By Paul Reynolds
World affairs correspondent, BBC News website
Diplomacy will have to wait until there is a decision of arms in Gaza.
At the moment, diplomacy carries little weight
This conclusion is inevitable in the face of a determination by the Israeli government that it faces an unacceptable threat from Gaza that must be dealt with.
By delaying ground operations for a week, it gave Hamas a chance to back down and call a halt to the firing of rockets into Israel. But Hamas chose confrontation, probably fearing that to do otherwise would be to show weakness.
In theory, a diplomatic solution is on the table. It would consist of the following: a mutual ceasefire, a prohibition on the smuggling of arms into Gaza and a relaxation of the Israeli economic squeeze on Gaza.
This would give something to each side. There would be calm across the border, Israel would get some assurance - which would have to be backed up by an enforcement mechanism - of reducing at least the entry of arms into Gaza and Gazans would see the prospect of an improvement in their daily lives.
However when or even if it is possible to talk seriously of such an agreement remains to be seen. On Saturday evening, after the Israeli ground operations began, the Security Council found itself unable to agree on a new call for a ceasefire.
The United States blocked a statement with the argument that Hamas had not agreed to a previous ceasefire call. A new statement, in the words of the US deputy ambassador Alejandro Wolff, "would not be adhered to and would have no underpinning for success, [and] would not do credit to the council".

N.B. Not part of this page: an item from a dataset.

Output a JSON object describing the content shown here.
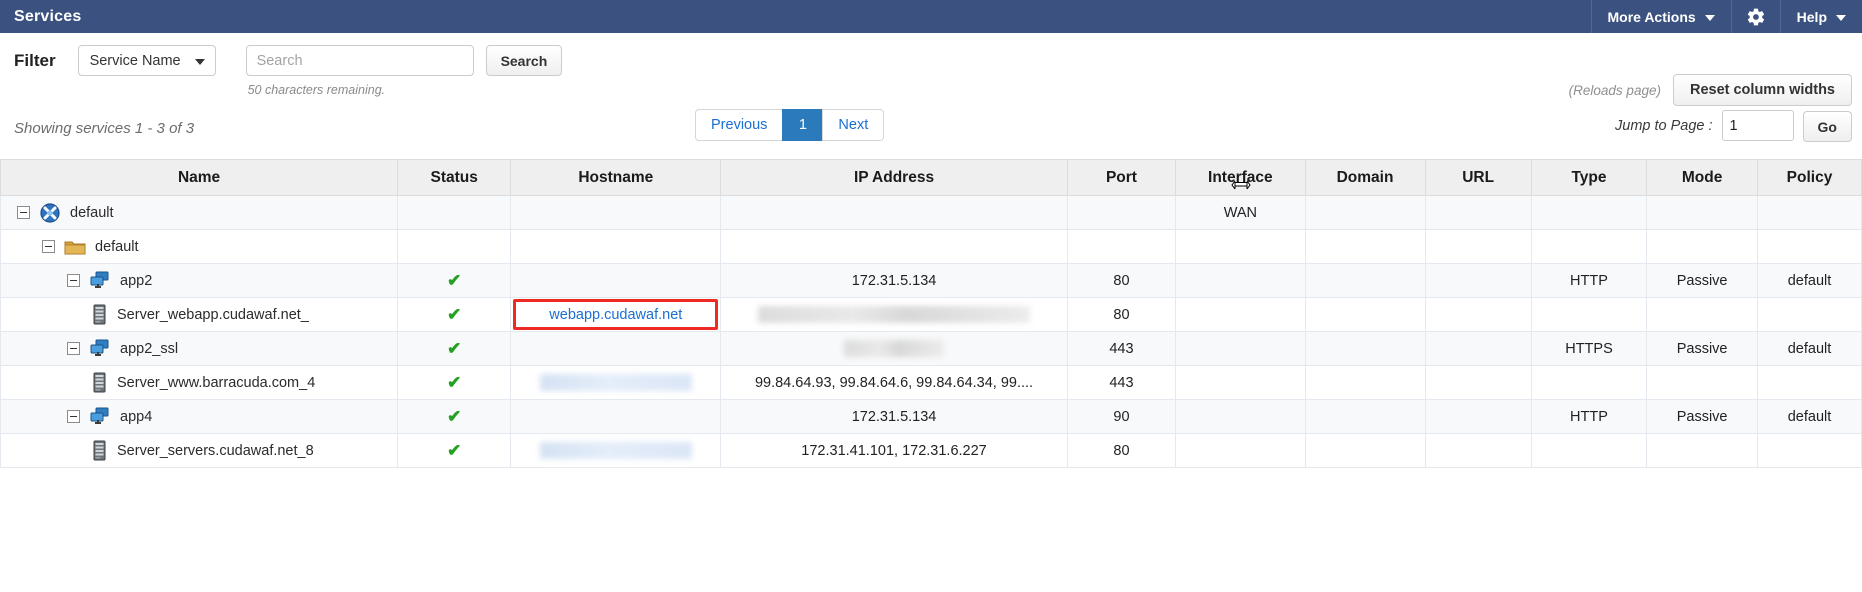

The visit of President Sarkozy of France, who arrives in Egypt on Monday and then goes on to Israel and the Palestinian territories, will lead to more talk of a cessation and the conditions attached to it.
The former UK Prime Minister Tony Blair, who is the representative of the Quartet of the US, the UN, Russia and the EU, has also been busy.
The European Union's troika of foreign ministers is also visiting on Monday, but at this stage of a major conflict like this, outsiders from Europe cannot make an effective intervention.
With the Bush administration blaming Hamas, Israel has the diplomatic support it needs.
Not that Israel will want to ignore international opinion. It has been careful in its operations to stress that it will maintain humanitarian supplies into Gaza.
The unanswered question is whether Israel will succeed, first in its military operations to stop the rockets, and then in its diplomatic aim of getting a durable arrangement.
The war in Lebanon showed the difficulties of combat against a well-entrenched militia-type organisation.
So there is a danger for Israel of its troops getting bogged down to no great effect.
Much depends on whether Hamas has been able to recover from the shock it must have received eight days ago when the air assault began.
On the other hand, a decisive Israeli ground intervention could leave the door open to negotiation - but only if Hamas chooses to walk through that door.